The Bank of China, one of China's Big Four state-owned banks, has been busy funding auto companies this week.
The Bank announced this week that it has approved a 20 billion yuan ($2.9 billion) line of credit for Beijing Auto Industry Holding Corp (BAIC). Some are speculating that this money may be used by BAIC in its continued pursuit of an overseas purchase, most likely Saab, or at least some of its assets.
BAIC is owned by the local Beijing government, so the fact that Bank of China is providing funds should not come as a big surprise. Bank of China and BAIC are both state-owned.
But BAIC is not the only Chinese auto company to get funding from Bank of China this week.
The Bank also announced that it will be providing a 15 billion yuan ($2.2 billion) line of credit to BYD, a private auto firm based in Shenzhen. (Announcement here in Chinese.) BYD, which is listed on the Hong Kong stock market, was made famous earlier this year because of an strategic investment by one of Warren Buffet's companies.
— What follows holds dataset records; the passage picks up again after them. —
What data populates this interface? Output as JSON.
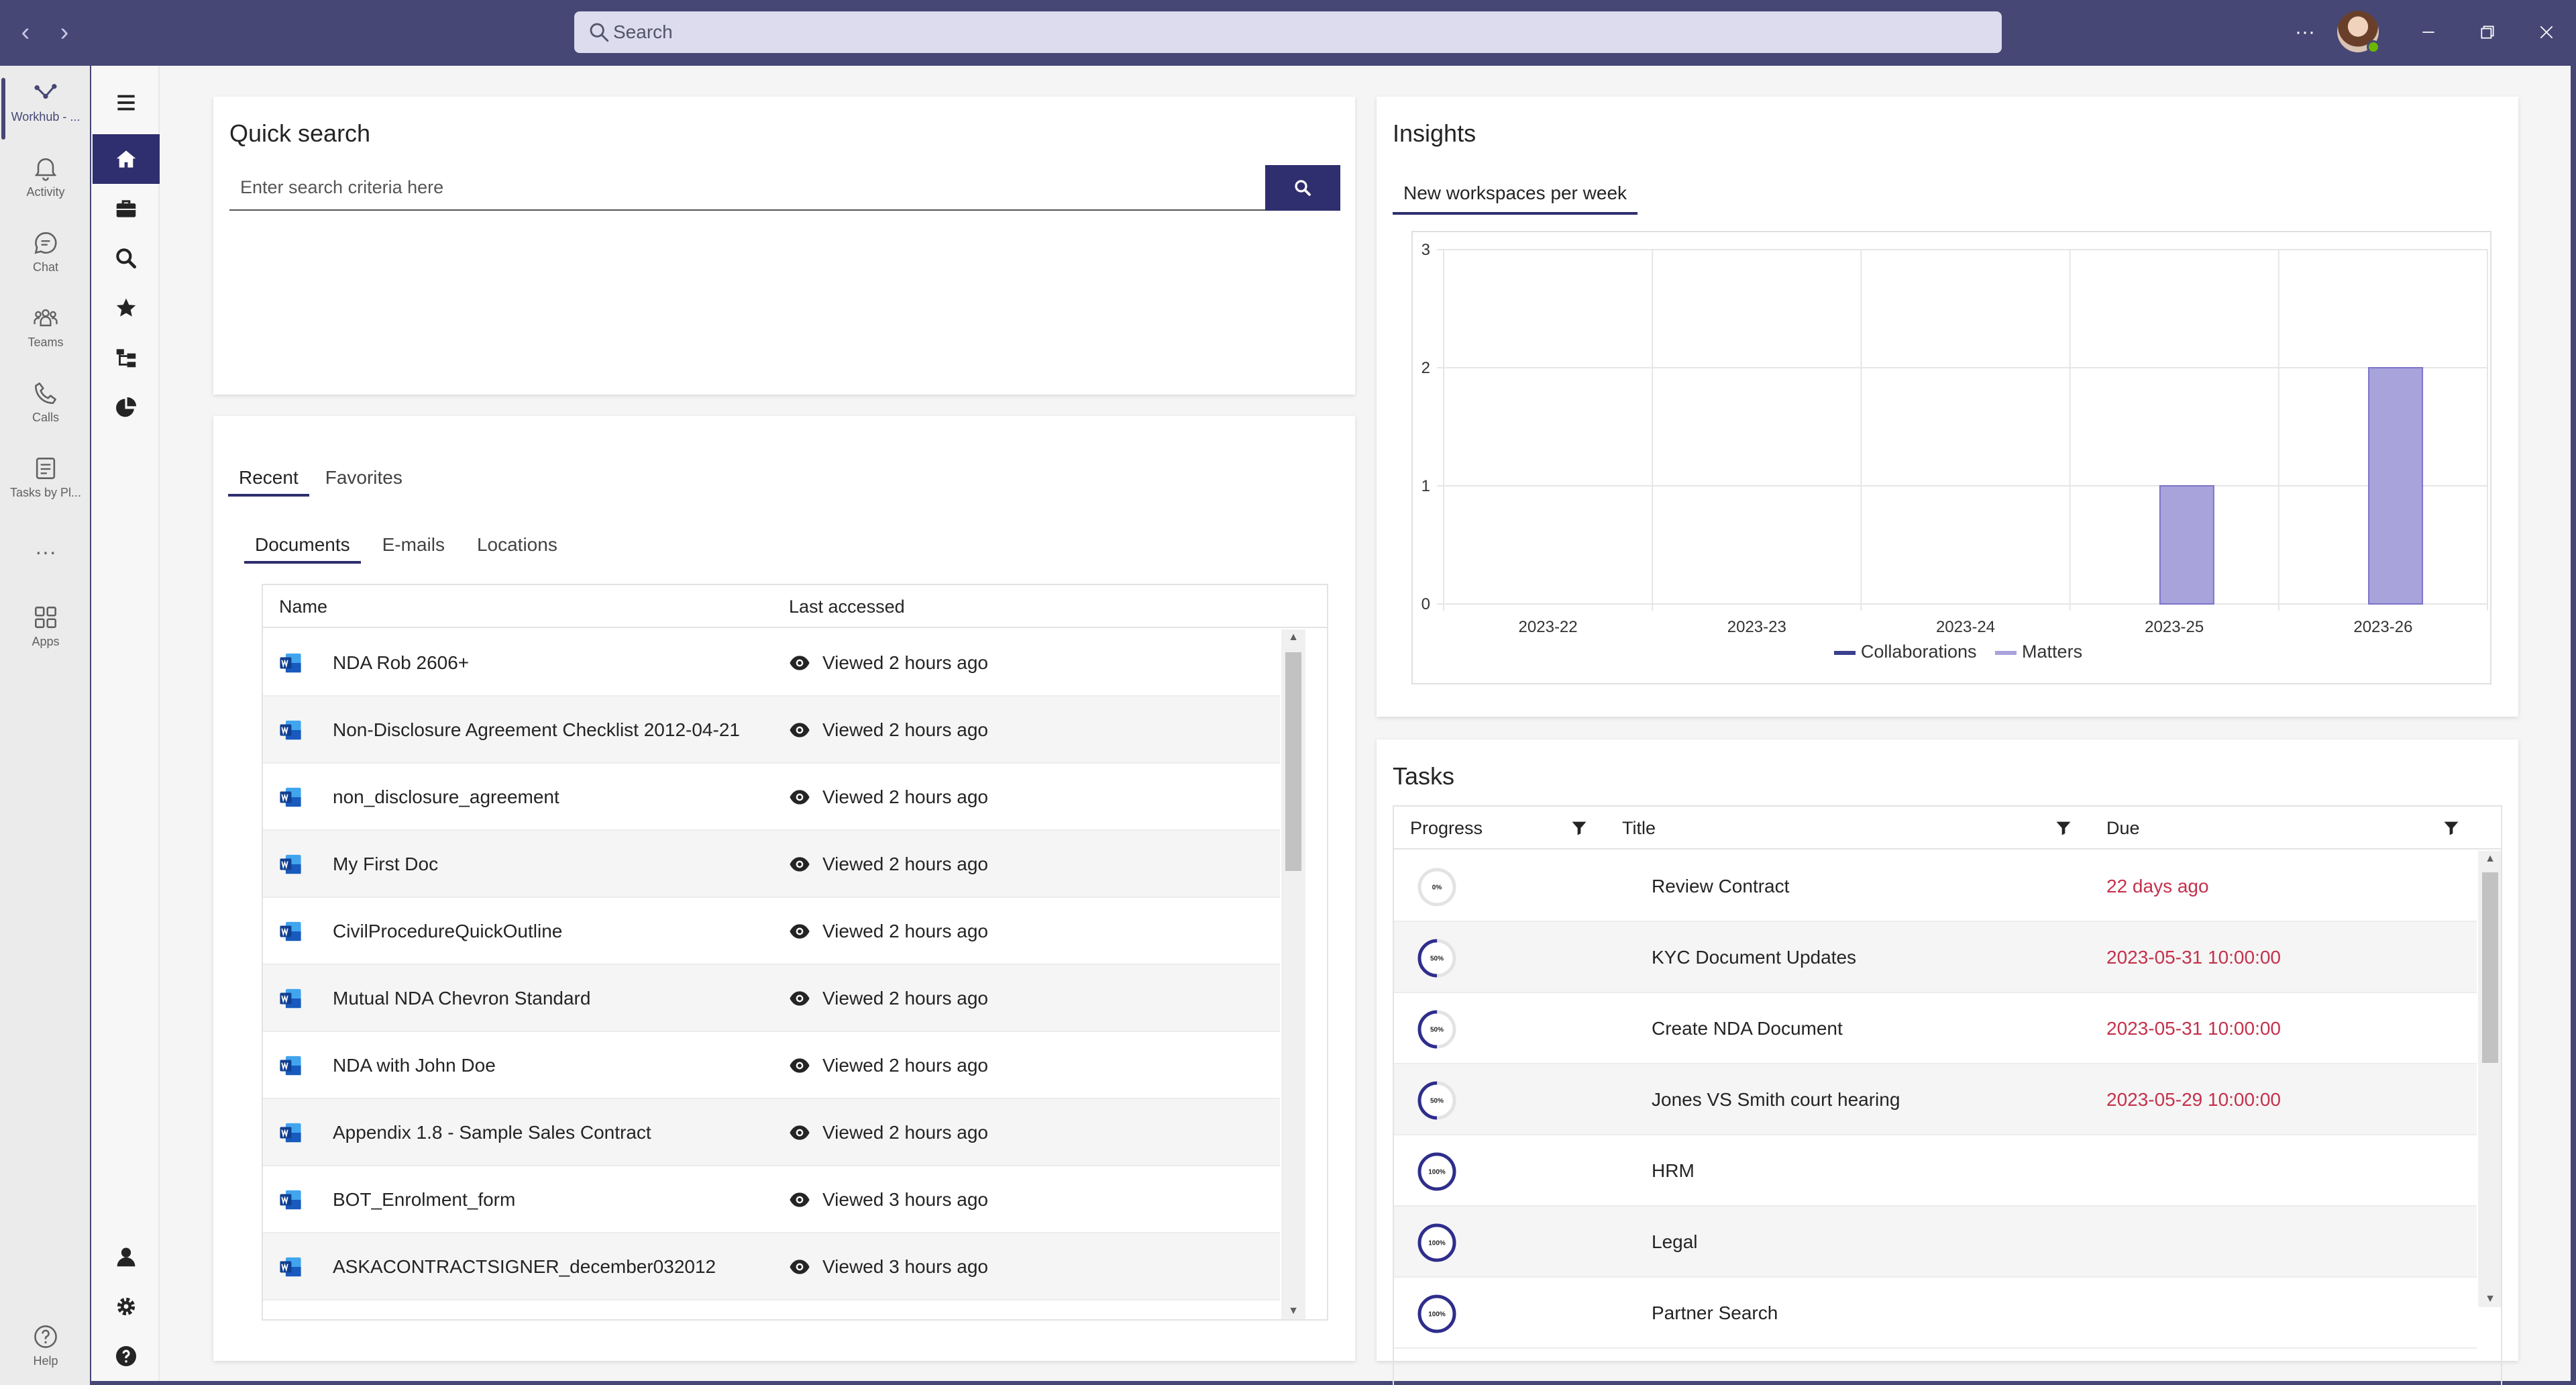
{
  "titlebar": {
    "search_placeholder": "Search",
    "more_label": "···"
  },
  "rail": {
    "items": [
      {
        "label": "Workhub - ...",
        "icon": "workhub-icon"
      },
      {
        "label": "Activity",
        "icon": "bell-icon"
      },
      {
        "label": "Chat",
        "icon": "chat-icon"
      },
      {
        "label": "Teams",
        "icon": "teams-icon"
      },
      {
        "label": "Calls",
        "icon": "phone-icon"
      },
      {
        "label": "Tasks by Pl...",
        "icon": "tasks-icon"
      },
      {
        "label": "···",
        "icon": "more-icon"
      },
      {
        "label": "Apps",
        "icon": "apps-icon"
      },
      {
        "label": "Help",
        "icon": "help-icon"
      }
    ]
  },
  "quick_search": {
    "title": "Quick search",
    "placeholder": "Enter search criteria here"
  },
  "recent": {
    "tabs": [
      "Recent",
      "Favorites"
    ],
    "subtabs": [
      "Documents",
      "E-mails",
      "Locations"
    ],
    "columns": {
      "name": "Name",
      "last_accessed": "Last accessed"
    },
    "rows": [
      {
        "name": "NDA Rob 2606+",
        "accessed": "Viewed 2 hours ago"
      },
      {
        "name": "Non-Disclosure Agreement Checklist 2012-04-21",
        "accessed": "Viewed 2 hours ago"
      },
      {
        "name": "non_disclosure_agreement",
        "accessed": "Viewed 2 hours ago"
      },
      {
        "name": "My First Doc",
        "accessed": "Viewed 2 hours ago"
      },
      {
        "name": "CivilProcedureQuickOutline",
        "accessed": "Viewed 2 hours ago"
      },
      {
        "name": "Mutual NDA Chevron Standard",
        "accessed": "Viewed 2 hours ago"
      },
      {
        "name": "NDA with John Doe",
        "accessed": "Viewed 2 hours ago"
      },
      {
        "name": "Appendix 1.8 - Sample Sales Contract",
        "accessed": "Viewed 2 hours ago"
      },
      {
        "name": "BOT_Enrolment_form",
        "accessed": "Viewed 3 hours ago"
      },
      {
        "name": "ASKACONTRACTSIGNER_december032012",
        "accessed": "Viewed 3 hours ago"
      }
    ]
  },
  "insights": {
    "title": "Insights",
    "tab": "New workspaces per week"
  },
  "chart_data": {
    "type": "bar",
    "categories": [
      "2023-22",
      "2023-23",
      "2023-24",
      "2023-25",
      "2023-26"
    ],
    "series": [
      {
        "name": "Collaborations",
        "values": [
          0,
          0,
          0,
          0,
          0
        ],
        "color": "#3b3f8c"
      },
      {
        "name": "Matters",
        "values": [
          0,
          0,
          0,
          1,
          2
        ],
        "color": "#a9a3dc"
      }
    ],
    "yticks": [
      "0",
      "1",
      "2",
      "3"
    ],
    "ylim": [
      0,
      3
    ],
    "grid": true,
    "legend": "bottom"
  },
  "tasks": {
    "title": "Tasks",
    "columns": {
      "progress": "Progress",
      "title": "Title",
      "due": "Due"
    },
    "rows": [
      {
        "progress": 0,
        "progress_label": "0%",
        "title": "Review Contract",
        "due": "22 days ago"
      },
      {
        "progress": 50,
        "progress_label": "50%",
        "title": "KYC Document Updates",
        "due": "2023-05-31 10:00:00"
      },
      {
        "progress": 50,
        "progress_label": "50%",
        "title": "Create NDA Document",
        "due": "2023-05-31 10:00:00"
      },
      {
        "progress": 50,
        "progress_label": "50%",
        "title": "Jones VS Smith court hearing",
        "due": "2023-05-29 10:00:00"
      },
      {
        "progress": 100,
        "progress_label": "100%",
        "title": "HRM",
        "due": ""
      },
      {
        "progress": 100,
        "progress_label": "100%",
        "title": "Legal",
        "due": ""
      },
      {
        "progress": 100,
        "progress_label": "100%",
        "title": "Partner Search",
        "due": ""
      }
    ]
  },
  "colors": {
    "brand": "#464775",
    "accent": "#2f2e6e",
    "overdue": "#c4314b"
  }
}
Though BYD did not confirm this, apparently the lending facility will be used to support BYD's R&D efforts in new energy vehicles and solar power generation.
This bit of news runs contrary to the story we always hear about private Chinese companies having difficulty getting financing. The biggest and strongest banks in China are, by design, state-owned, and therefore, the logic goes, they are only interested in supporting state-owned enterprises.
While China's government wants its state-owned banks to be profitable, and is happy to boast about it when they are, these banks, like any SOEs are tools of the state. They will be used to serve the ultimate interests of the state. In this particular case, I am guessing that it is in the interests of the central government to demonstrate their commitment to research and development in the area of new energy vehicles just prior to the Copenhagen summit.
While BYD has yet to put anything close to a significant number of its hybrid or pure electric vehicles on the road, they are, among all Chinese companies, probably the furthest along in development.